* [Work required]:
Find how many lines in the data below include the word "Downloads", then write only that number.
-*-
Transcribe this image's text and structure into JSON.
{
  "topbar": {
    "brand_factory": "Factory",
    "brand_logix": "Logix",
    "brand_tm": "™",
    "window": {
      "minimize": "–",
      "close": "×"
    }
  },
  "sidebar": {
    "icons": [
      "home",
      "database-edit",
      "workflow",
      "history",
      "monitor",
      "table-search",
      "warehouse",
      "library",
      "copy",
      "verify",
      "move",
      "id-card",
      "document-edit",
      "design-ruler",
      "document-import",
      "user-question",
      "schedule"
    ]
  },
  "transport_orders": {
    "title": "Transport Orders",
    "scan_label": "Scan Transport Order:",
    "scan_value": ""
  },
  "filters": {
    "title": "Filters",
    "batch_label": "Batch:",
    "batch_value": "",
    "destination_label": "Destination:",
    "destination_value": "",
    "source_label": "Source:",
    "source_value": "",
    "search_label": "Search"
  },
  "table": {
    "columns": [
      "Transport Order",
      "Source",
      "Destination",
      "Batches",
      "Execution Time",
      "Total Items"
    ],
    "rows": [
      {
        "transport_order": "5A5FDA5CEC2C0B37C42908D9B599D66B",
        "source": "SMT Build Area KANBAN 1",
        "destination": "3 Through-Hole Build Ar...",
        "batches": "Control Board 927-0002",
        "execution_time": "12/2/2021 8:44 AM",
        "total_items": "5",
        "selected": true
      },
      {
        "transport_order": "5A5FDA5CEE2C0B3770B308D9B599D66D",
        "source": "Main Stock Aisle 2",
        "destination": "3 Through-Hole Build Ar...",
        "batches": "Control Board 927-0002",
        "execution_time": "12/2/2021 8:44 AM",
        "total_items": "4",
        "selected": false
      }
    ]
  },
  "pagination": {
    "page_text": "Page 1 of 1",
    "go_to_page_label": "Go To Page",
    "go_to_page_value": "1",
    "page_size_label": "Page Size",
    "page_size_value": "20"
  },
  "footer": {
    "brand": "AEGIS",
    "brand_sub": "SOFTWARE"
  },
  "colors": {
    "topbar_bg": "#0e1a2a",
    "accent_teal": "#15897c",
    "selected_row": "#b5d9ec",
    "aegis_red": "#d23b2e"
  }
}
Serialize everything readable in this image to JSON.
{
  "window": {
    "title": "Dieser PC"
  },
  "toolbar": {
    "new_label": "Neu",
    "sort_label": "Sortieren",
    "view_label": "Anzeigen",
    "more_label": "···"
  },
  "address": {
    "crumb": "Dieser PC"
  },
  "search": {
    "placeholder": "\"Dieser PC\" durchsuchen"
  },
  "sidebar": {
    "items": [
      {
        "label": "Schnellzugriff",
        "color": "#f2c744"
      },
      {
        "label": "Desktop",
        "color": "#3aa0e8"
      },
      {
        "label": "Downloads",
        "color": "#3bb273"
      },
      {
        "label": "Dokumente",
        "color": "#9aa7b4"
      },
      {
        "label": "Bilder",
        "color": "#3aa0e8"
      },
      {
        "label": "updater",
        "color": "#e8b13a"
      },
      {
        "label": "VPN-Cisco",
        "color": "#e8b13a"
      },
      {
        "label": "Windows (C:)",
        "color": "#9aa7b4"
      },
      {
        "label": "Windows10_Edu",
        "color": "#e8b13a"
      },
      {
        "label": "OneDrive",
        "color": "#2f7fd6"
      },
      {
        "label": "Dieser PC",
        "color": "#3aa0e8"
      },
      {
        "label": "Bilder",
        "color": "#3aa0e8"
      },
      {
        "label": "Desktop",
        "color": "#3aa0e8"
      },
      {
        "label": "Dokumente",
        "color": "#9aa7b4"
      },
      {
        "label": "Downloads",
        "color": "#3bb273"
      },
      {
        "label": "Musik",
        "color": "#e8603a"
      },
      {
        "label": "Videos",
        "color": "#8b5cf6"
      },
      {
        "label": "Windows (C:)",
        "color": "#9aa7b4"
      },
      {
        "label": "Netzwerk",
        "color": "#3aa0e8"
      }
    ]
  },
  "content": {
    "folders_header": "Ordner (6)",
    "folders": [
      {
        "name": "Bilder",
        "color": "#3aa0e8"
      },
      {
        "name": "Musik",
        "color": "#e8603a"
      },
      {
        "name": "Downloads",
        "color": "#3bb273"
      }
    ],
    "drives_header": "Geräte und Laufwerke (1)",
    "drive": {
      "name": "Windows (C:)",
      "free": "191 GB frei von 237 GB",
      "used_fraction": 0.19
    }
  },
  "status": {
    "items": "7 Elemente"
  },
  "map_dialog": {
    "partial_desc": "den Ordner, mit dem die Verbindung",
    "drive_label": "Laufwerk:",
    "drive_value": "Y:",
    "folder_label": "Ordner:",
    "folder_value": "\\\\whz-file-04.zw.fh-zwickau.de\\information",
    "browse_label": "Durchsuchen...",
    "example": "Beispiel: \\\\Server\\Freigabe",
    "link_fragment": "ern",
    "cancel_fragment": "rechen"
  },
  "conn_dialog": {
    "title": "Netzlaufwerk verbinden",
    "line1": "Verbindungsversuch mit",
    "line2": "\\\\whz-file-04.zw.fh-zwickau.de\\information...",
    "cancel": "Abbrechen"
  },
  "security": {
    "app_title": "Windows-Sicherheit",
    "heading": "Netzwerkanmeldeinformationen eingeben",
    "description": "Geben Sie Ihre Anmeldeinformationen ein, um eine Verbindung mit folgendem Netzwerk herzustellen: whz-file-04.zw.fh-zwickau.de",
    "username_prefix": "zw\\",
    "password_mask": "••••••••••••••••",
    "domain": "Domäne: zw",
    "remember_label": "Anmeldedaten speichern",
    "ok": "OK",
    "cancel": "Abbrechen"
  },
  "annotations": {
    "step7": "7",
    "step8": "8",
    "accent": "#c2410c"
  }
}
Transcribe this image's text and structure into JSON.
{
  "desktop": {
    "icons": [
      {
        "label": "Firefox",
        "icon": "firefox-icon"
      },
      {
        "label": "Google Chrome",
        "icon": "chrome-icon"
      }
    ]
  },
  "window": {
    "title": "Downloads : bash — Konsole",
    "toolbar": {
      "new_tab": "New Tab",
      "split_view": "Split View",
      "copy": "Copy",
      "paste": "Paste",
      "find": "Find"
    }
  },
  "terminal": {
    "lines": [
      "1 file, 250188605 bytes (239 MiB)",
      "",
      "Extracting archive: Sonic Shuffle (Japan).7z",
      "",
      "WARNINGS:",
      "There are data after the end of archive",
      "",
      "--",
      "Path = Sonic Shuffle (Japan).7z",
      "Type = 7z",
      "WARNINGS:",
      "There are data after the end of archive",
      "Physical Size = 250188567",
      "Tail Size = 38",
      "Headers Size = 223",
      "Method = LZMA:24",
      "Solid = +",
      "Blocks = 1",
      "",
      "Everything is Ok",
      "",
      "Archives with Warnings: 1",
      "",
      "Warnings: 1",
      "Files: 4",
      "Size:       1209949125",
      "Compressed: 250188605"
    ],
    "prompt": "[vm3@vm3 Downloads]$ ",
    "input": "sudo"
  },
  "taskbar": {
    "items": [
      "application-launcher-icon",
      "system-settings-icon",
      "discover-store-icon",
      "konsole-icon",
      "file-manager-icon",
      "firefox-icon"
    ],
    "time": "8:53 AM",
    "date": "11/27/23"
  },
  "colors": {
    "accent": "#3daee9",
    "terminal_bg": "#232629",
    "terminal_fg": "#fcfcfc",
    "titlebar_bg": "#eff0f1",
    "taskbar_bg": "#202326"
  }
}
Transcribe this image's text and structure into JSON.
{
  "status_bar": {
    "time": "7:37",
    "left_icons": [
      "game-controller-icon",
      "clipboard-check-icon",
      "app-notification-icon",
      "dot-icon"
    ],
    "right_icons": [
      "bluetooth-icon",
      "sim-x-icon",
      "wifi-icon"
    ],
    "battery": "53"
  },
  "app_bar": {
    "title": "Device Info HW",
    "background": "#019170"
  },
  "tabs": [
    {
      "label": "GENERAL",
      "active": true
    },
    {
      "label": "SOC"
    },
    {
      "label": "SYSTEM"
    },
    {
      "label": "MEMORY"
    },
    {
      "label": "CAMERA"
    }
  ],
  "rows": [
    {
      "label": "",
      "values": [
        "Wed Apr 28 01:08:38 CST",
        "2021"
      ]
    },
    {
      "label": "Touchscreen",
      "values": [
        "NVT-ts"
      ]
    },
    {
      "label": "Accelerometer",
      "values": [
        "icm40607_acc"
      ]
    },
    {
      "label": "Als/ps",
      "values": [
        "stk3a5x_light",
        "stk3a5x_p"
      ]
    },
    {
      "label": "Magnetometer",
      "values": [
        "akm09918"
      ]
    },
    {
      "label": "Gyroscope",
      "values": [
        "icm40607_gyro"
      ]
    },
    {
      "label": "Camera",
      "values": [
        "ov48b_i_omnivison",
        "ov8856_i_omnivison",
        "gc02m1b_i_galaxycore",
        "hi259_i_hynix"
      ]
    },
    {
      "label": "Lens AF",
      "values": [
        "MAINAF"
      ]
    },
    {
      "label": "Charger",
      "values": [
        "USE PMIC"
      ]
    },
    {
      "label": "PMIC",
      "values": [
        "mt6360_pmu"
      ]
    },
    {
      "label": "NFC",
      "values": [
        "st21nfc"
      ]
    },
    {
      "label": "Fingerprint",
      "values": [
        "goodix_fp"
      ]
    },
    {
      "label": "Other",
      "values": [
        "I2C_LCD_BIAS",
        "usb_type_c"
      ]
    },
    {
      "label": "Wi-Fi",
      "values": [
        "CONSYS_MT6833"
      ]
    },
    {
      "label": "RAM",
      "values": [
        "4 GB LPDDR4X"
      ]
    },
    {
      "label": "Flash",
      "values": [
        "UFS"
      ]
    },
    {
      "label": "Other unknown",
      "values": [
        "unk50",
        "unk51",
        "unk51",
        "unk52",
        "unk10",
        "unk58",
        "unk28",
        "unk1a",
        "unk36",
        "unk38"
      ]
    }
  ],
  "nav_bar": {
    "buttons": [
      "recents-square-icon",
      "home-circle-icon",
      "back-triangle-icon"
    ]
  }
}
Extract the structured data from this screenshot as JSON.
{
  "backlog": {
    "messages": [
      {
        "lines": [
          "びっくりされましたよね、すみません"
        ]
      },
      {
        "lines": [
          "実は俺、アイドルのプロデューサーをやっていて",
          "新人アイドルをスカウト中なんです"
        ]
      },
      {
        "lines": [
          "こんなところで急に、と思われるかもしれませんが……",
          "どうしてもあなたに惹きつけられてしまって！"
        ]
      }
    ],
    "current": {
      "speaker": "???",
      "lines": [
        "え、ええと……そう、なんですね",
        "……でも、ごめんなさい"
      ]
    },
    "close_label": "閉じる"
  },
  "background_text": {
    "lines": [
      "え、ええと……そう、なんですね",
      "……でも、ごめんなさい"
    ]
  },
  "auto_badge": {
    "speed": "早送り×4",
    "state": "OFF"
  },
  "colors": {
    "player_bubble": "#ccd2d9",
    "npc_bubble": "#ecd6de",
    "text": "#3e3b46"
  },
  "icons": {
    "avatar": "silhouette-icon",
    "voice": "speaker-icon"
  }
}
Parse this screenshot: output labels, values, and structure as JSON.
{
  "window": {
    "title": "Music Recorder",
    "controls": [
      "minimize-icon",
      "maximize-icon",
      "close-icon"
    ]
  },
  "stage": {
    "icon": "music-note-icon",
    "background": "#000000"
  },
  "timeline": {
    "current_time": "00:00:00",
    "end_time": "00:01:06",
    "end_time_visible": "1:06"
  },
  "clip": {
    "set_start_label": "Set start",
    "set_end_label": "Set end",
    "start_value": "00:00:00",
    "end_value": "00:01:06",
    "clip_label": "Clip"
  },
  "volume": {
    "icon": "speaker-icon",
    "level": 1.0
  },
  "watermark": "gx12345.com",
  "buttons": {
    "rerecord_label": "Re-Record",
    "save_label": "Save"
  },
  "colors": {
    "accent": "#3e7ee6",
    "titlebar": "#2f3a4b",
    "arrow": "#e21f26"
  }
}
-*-
* [Reply]:
5